Congress vote delayed as Russian plan for Syrian chemical weapons gains wide support

After its deft diplomatic manoeuvre that has already coaxed the U.S. to delay its decision on attacking Syria, Russia — the architect of a widely supported proposal to disarm Syria of chemical weapons — has said it would soon submit an action plan that would result in an internationally supervised destruction of the Syrian arsenal of poison gas.

Russian Foreign Minister Sergei Lavrov, who had on Monday quickly seized a narrow diplomatic opening provided by his U.S. counterpart John Kerry for averting military strikes, has said Moscow and Damascus were working jointly to resolve the chemical weapons row.

“The plan developed together with the Syrian side will be submitted to all interested parties, including the United States.”

As Russia announced its proposal, which was swiftly reciprocated by Damascus, the U.S. Senate decided that it would delay voting — earlier scheduled on Wednesday — on endorsing President Barack Obama’s decision to attack Syria. In an interview with ABC television, the President confirmed that the pause button had indeed been pressed in Washington’s drive.

“I don’t anticipate that you would see a succession of votes this week or anytime in the immediate future,” said Mr. Obama. He added: “So I think there will be time during the course of the debates here in the United States for the international community, the Russians and the Syrians to work with us and say is there a way to resolve this.”

In another interview — part of serial television appearances — Mr. Obama acknowledged that a “potentially a significant breakthrough” was possible. He pointed out that the establishment of international control over Syria’s chemical weapons would, possibly, contribute to the avoidance of military action, but would not resolve the underlying conflict.

Analysts point out that the Russian proposal could have presented Mr. Obama with an exit strategy to wriggle out of the messy situation in Syria. By calling off a strike in the end, the Obama administration would align with the growing anti-war sentiment in the country. A poll by Reuters and AP news agencies, conducted between September 5-9 has revealed that 63 per cent of Americans oppose intervention — the count up from 53 per cent as shown by a survey that ended on August 30.
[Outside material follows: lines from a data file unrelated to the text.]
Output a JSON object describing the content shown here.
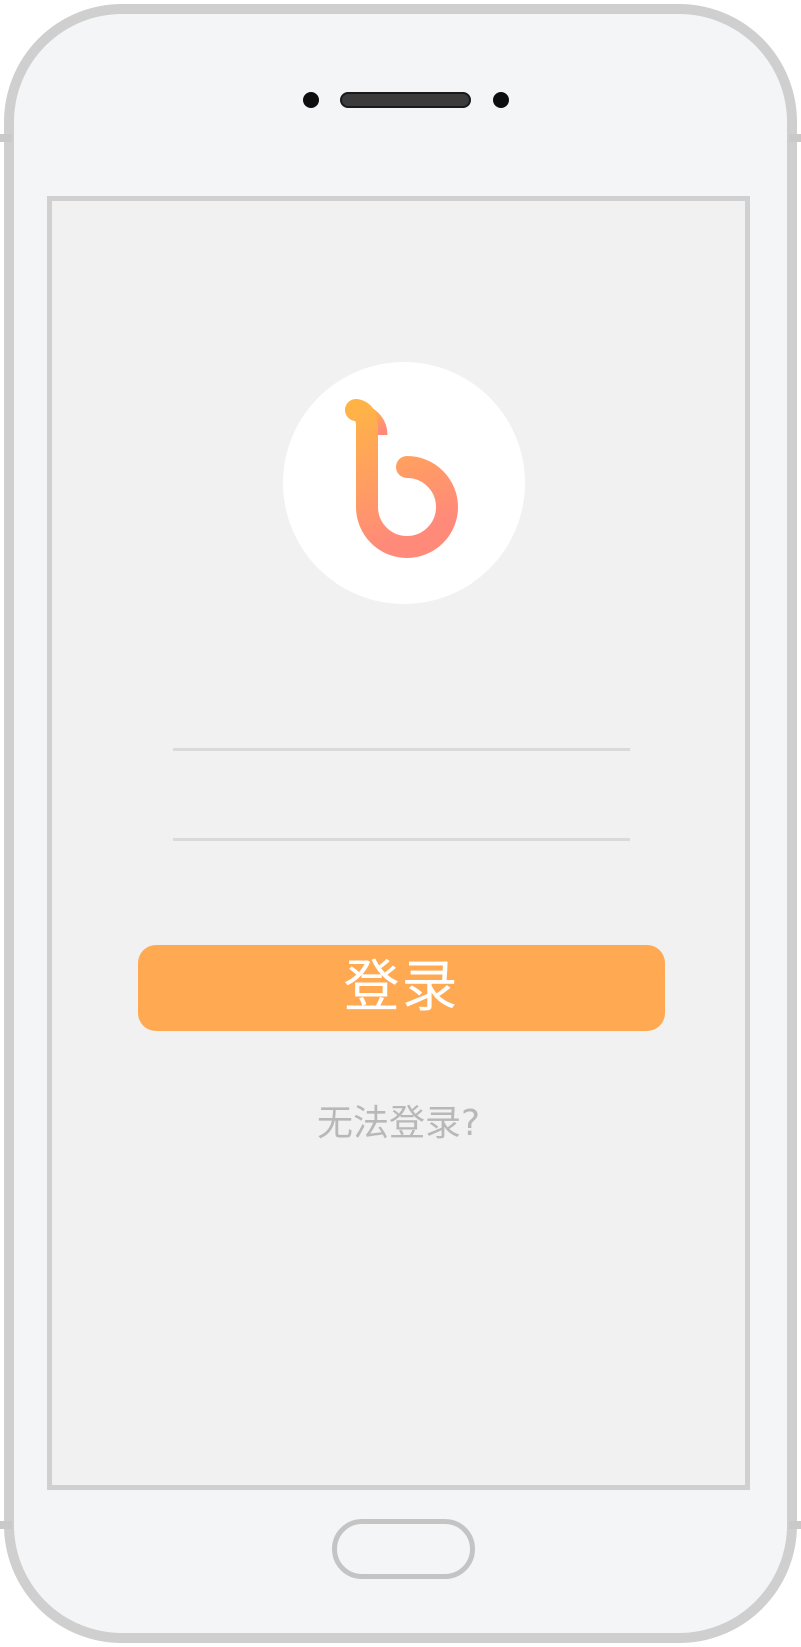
{
  "app": {
    "logo_name": "b-logo",
    "brand_gradient": [
      "#ffb347",
      "#ff8a7a"
    ]
  },
  "login": {
    "username_placeholder": "",
    "password_placeholder": "",
    "login_button_label": "登录",
    "help_link_label": "无法登录?"
  },
  "colors": {
    "accent": "#ffa953",
    "frame": "#cfcfcf",
    "screen_bg": "#f1f1f1",
    "help_text": "#b8b8b8"
  }
}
Russia’s initiative has generated vociferous support across the globe from countries, including India and China. On Tuesday, India called any movement towards elimination of the chemical weapons as a “positive development”, while China welcomed the proposal.

Crucially, Iran, a top ally of Syria, also endorsed Moscow’s call for the eradication of chemical stockpiles, to avert military action. However, Iran’s newly appointed Foreign Ministry spokesperson Marzieh Afkham pointed out that Tehran “speaks in favour of clearing the region of the weapons of mass destruction” — a reference to Israel. Iran also made it plain that any effort to eliminate Syrian weapons “should also embrace the chemical weapons at the disposal of Syrian insurgents”.

In Moscow, visiting Iranian Deputy Foreign Minister Hossein Amir-Abdollahian stressed at a press conference Iran and Russia “ have strong evidence that terrorist organisations deployed chemical weapons” in Syria.

Observers say while Syria has accepted to back the Russian proposal, it is likely to seek fresh security guarantees from Moscow, to compensate for its loss of its chemical weapons, which it had apparently maintained to deter a nuclear armed Israel. On Tuesday, Syrian Foreign Minister Walid Muallem told Interfax news agency that Damascus had agreed to Moscow’s proposal to “pull the rug from under the feet of American aggression”.